Try it
Each line in the data must be reproduced as written, except for any picture.

------------------------------------

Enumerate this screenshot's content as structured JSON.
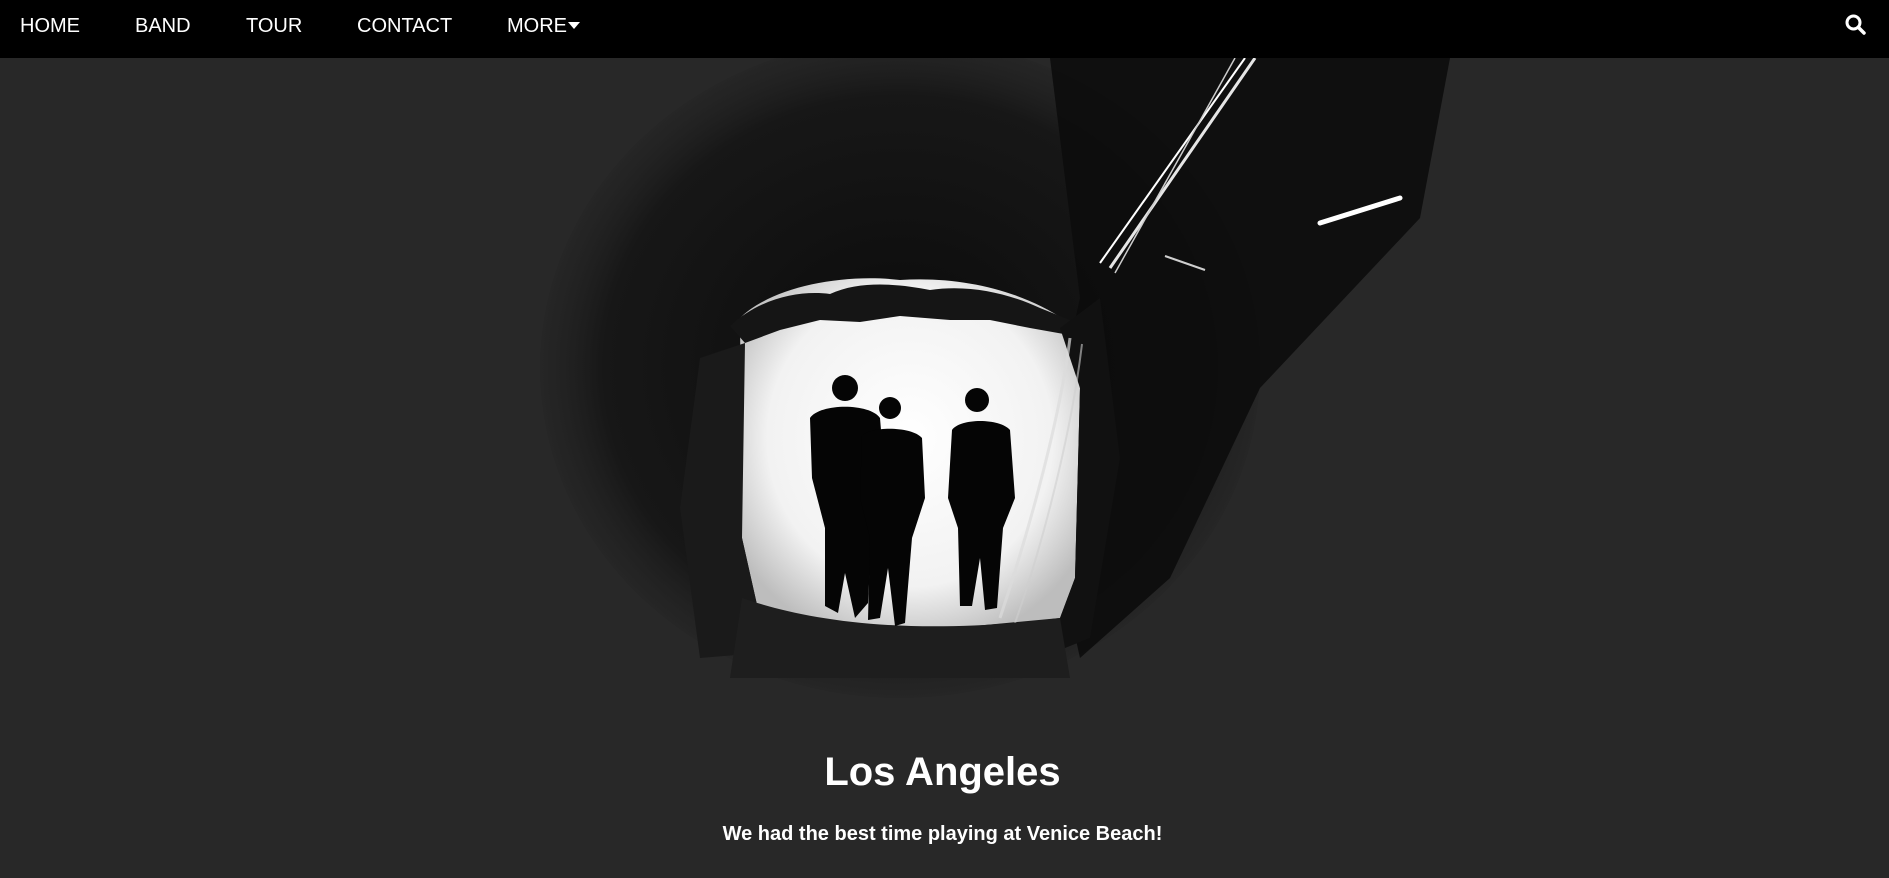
{
  "nav": {
    "items": [
      {
        "label": "HOME"
      },
      {
        "label": "BAND"
      },
      {
        "label": "TOUR"
      },
      {
        "label": "CONTACT"
      },
      {
        "label": "MORE"
      }
    ],
    "more_icon": "caret-down-icon",
    "search_icon": "search-icon"
  },
  "hero": {
    "title": "Los Angeles",
    "text": "We had the best time playing at Venice Beach!"
  },
  "colors": {
    "nav_bg": "#000000",
    "page_bg": "#282828",
    "text": "#ffffff"
  }
}
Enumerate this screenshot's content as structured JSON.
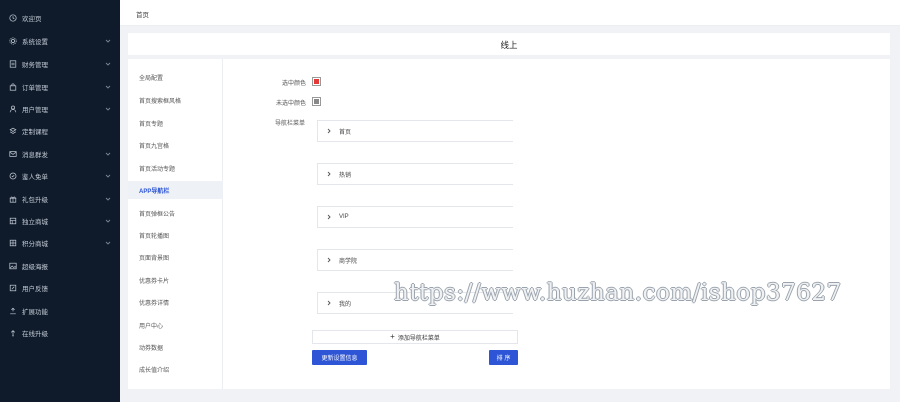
{
  "sidebar": {
    "items": [
      {
        "label": "欢迎页",
        "icon": "clock-icon",
        "has_arrow": false
      },
      {
        "label": "系统设置",
        "icon": "gear-icon",
        "has_arrow": true
      },
      {
        "label": "财务管理",
        "icon": "document-icon",
        "has_arrow": true
      },
      {
        "label": "订单管理",
        "icon": "bag-icon",
        "has_arrow": true
      },
      {
        "label": "用户管理",
        "icon": "user-icon",
        "has_arrow": true
      },
      {
        "label": "定制课程",
        "icon": "layers-icon",
        "has_arrow": false
      },
      {
        "label": "消息群发",
        "icon": "mail-icon",
        "has_arrow": true
      },
      {
        "label": "鉴人免单",
        "icon": "badge-icon",
        "has_arrow": true
      },
      {
        "label": "礼包升级",
        "icon": "gift-icon",
        "has_arrow": true
      },
      {
        "label": "独立商城",
        "icon": "store-icon",
        "has_arrow": true
      },
      {
        "label": "积分商城",
        "icon": "grid-icon",
        "has_arrow": true
      },
      {
        "label": "超级海报",
        "icon": "image-icon",
        "has_arrow": false
      },
      {
        "label": "用户反馈",
        "icon": "edit-icon",
        "has_arrow": false
      },
      {
        "label": "扩展功能",
        "icon": "extend-icon",
        "has_arrow": false
      },
      {
        "label": "在线升级",
        "icon": "upload-icon",
        "has_arrow": false
      }
    ]
  },
  "header": {
    "breadcrumb": "首页"
  },
  "page": {
    "title": "线上"
  },
  "left_nav": {
    "items": [
      {
        "label": "全局配置",
        "active": false
      },
      {
        "label": "首页搜索框风格",
        "active": false
      },
      {
        "label": "首页专题",
        "active": false
      },
      {
        "label": "首页九宫格",
        "active": false
      },
      {
        "label": "首页活动专题",
        "active": false
      },
      {
        "label": "APP导航栏",
        "active": true
      },
      {
        "label": "首页弹框公告",
        "active": false
      },
      {
        "label": "首页轮播图",
        "active": false
      },
      {
        "label": "页面背景图",
        "active": false
      },
      {
        "label": "优惠券卡片",
        "active": false
      },
      {
        "label": "优惠券详情",
        "active": false
      },
      {
        "label": "用户中心",
        "active": false
      },
      {
        "label": "动券数据",
        "active": false
      },
      {
        "label": "成长值介绍",
        "active": false
      }
    ]
  },
  "form": {
    "selected_color_label": "选中颜色",
    "selected_color": "#e53935",
    "unselected_color_label": "未选中颜色",
    "unselected_color": "#888888",
    "nav_menu_label": "导航栏菜单",
    "nav_items": [
      "首页",
      "热销",
      "VIP",
      "商学院",
      "我的"
    ],
    "add_label": "添加导航栏菜单",
    "save_label": "更新设置信息",
    "sort_label": "排 序"
  },
  "watermark": {
    "text": "https://www.huzhan.com/ishop37627"
  },
  "colors": {
    "sidebar_bg": "#0f1b2b",
    "accent": "#2d55d6"
  }
}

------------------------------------

Response
Enumerate this screenshot's content as structured JSON.
{
  "nav": {
    "items": [
      {
        "label": "HOME"
      },
      {
        "label": "BAND"
      },
      {
        "label": "TOUR"
      },
      {
        "label": "CONTACT"
      },
      {
        "label": "MORE"
      }
    ],
    "more_icon": "caret-down-icon",
    "search_icon": "search-icon"
  },
  "hero": {
    "title": "Los Angeles",
    "text": "We had the best time playing at Venice Beach!"
  },
  "colors": {
    "nav_bg": "#000000",
    "page_bg": "#282828",
    "text": "#ffffff"
  }
}
Enumerate this screenshot's content as structured JSON.
{
  "sidebar": {
    "items": [
      {
        "label": "欢迎页",
        "icon": "clock-icon",
        "has_arrow": false
      },
      {
        "label": "系统设置",
        "icon": "gear-icon",
        "has_arrow": true
      },
      {
        "label": "财务管理",
        "icon": "document-icon",
        "has_arrow": true
      },
      {
        "label": "订单管理",
        "icon": "bag-icon",
        "has_arrow": true
      },
      {
        "label": "用户管理",
        "icon": "user-icon",
        "has_arrow": true
      },
      {
        "label": "定制课程",
        "icon": "layers-icon",
        "has_arrow": false
      },
      {
        "label": "消息群发",
        "icon": "mail-icon",
        "has_arrow": true
      },
      {
        "label": "鉴人免单",
        "icon": "badge-icon",
        "has_arrow": true
      },
      {
        "label": "礼包升级",
        "icon": "gift-icon",
        "has_arrow": true
      },
      {
        "label": "独立商城",
        "icon": "store-icon",
        "has_arrow": true
      },
      {
        "label": "积分商城",
        "icon": "grid-icon",
        "has_arrow": true
      },
      {
        "label": "超级海报",
        "icon": "image-icon",
        "has_arrow": false
      },
      {
        "label": "用户反馈",
        "icon": "edit-icon",
        "has_arrow": false
      },
      {
        "label": "扩展功能",
        "icon": "extend-icon",
        "has_arrow": false
      },
      {
        "label": "在线升级",
        "icon": "upload-icon",
        "has_arrow": false
      }
    ]
  },
  "header": {
    "breadcrumb": "首页"
  },
  "page": {
    "title": "线上"
  },
  "left_nav": {
    "items": [
      {
        "label": "全局配置",
        "active": false
      },
      {
        "label": "首页搜索框风格",
        "active": false
      },
      {
        "label": "首页专题",
        "active": false
      },
      {
        "label": "首页九宫格",
        "active": false
      },
      {
        "label": "首页活动专题",
        "active": false
      },
      {
        "label": "APP导航栏",
        "active": true
      },
      {
        "label": "首页弹框公告",
        "active": false
      },
      {
        "label": "首页轮播图",
        "active": false
      },
      {
        "label": "页面背景图",
        "active": false
      },
      {
        "label": "优惠券卡片",
        "active": false
      },
      {
        "label": "优惠券详情",
        "active": false
      },
      {
        "label": "用户中心",
        "active": false
      },
      {
        "label": "动券数据",
        "active": false
      },
      {
        "label": "成长值介绍",
        "active": false
      }
    ]
  },
  "form": {
    "selected_color_label": "选中颜色",
    "selected_color": "#e53935",
    "unselected_color_label": "未选中颜色",
    "unselected_color": "#888888",
    "nav_menu_label": "导航栏菜单",
    "nav_items": [
      "首页",
      "热销",
      "VIP",
      "商学院",
      "我的"
    ],
    "add_label": "添加导航栏菜单",
    "save_label": "更新设置信息",
    "sort_label": "排 序"
  },
  "watermark": {
    "text": "https://www.huzhan.com/ishop37627"
  },
  "colors": {
    "sidebar_bg": "#0f1b2b",
    "accent": "#2d55d6"
  }
}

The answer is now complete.